The letter, delivered Oct. 4 about 4:30 a.m., also warned supporters of the Biden-Harris campaign that they would be targeted, according to a federal criminal complaint. “We have a list of homes and addresses by your election signs,” read a letter included in the complaint. “We are the ones with those scary guns.”
Reed did not know the residents of the Frederick home, court documents said, but they had signs supporting Biden and Harris (D-Calif.) in their yard.
The charge comes just two weeks before Election Day, with concerns about voter intimidation mounting and some fearing that this historically tense political moment may turn violent.
“The right to vote and peacefully support the candidate of your choice are bedrocks of our democracy,” U.S. Attorney Robert K. Hur said in a statement. “We will not tolerate threatening conduct that seeks to intimidate, harass or dissuade Americans from exercising their right to vote.”
The investigation, led by the Secret Service and aided by the Frederick Police Department, identified Reed in part through footage from a home-security camera, prosecutors said. When they first approached him on Oct. 13, he denied involvement, court documents said. Two days later, under further questioning, Reed admitted leaving the letter and said “this will happen” in reference to the threatening comments, the criminal complaint said.

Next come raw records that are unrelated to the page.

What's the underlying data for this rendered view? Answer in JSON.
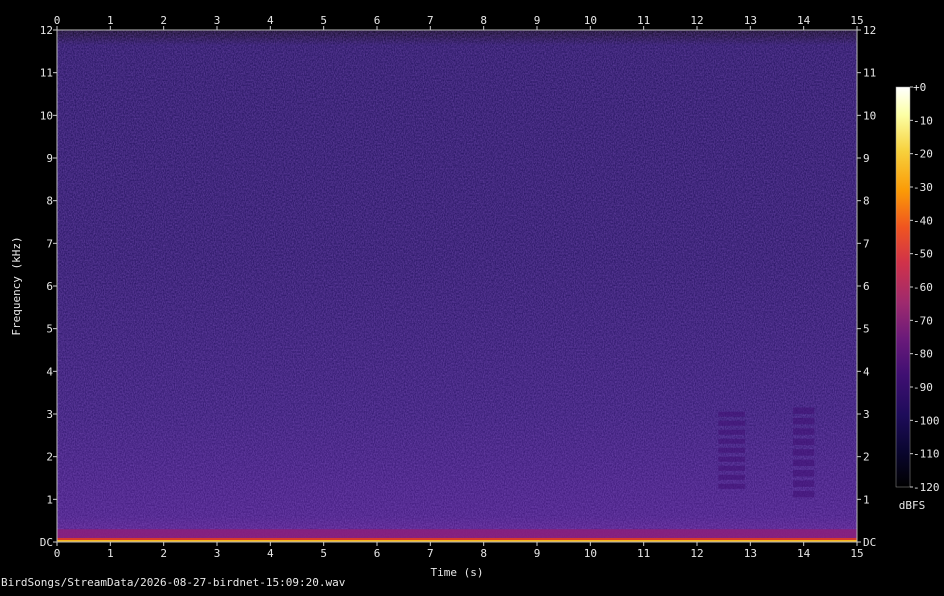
{
  "file_caption": "BirdSongs/StreamData/2026-08-27-birdnet-15:09:20.wav",
  "chart_data": {
    "type": "heatmap",
    "title": "",
    "xlabel": "Time (s)",
    "ylabel": "Frequency (kHz)",
    "xlim": [
      0,
      15
    ],
    "ylim": [
      0,
      12
    ],
    "x_ticks": [
      "0",
      "1",
      "2",
      "3",
      "4",
      "5",
      "6",
      "7",
      "8",
      "9",
      "10",
      "11",
      "12",
      "13",
      "14",
      "15"
    ],
    "y_ticks": [
      "DC",
      "1",
      "2",
      "3",
      "4",
      "5",
      "6",
      "7",
      "8",
      "9",
      "10",
      "11",
      "12"
    ],
    "colorbar": {
      "label": "dBFS",
      "range": [
        -120,
        0
      ],
      "ticks": [
        "+0",
        "-10",
        "-20",
        "-30",
        "-40",
        "-50",
        "-60",
        "-70",
        "-80",
        "-90",
        "-100",
        "-110",
        "-120"
      ],
      "colormap": [
        "#000000",
        "#0a0630",
        "#1e0c5a",
        "#3f0f72",
        "#6a1a7a",
        "#9e2a6e",
        "#d0324a",
        "#f05520",
        "#fb9a06",
        "#f7d13d",
        "#fcffa4",
        "#ffffff"
      ]
    },
    "background_level_dbfs": -100,
    "low_frequency_energy_kHz": [
      0,
      0.3
    ],
    "events": [
      {
        "t_start": 12.4,
        "t_end": 12.9,
        "f_low_kHz": 1.2,
        "f_high_kHz": 3.1,
        "level_dbfs": -88
      },
      {
        "t_start": 13.8,
        "t_end": 14.2,
        "f_low_kHz": 1.0,
        "f_high_kHz": 3.2,
        "level_dbfs": -90
      }
    ]
  }
}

Reed is in state custody and could face up to five years in federal prison if convicted.
An attorney for Reed was not listed in court records, and his family could not be immediately reached.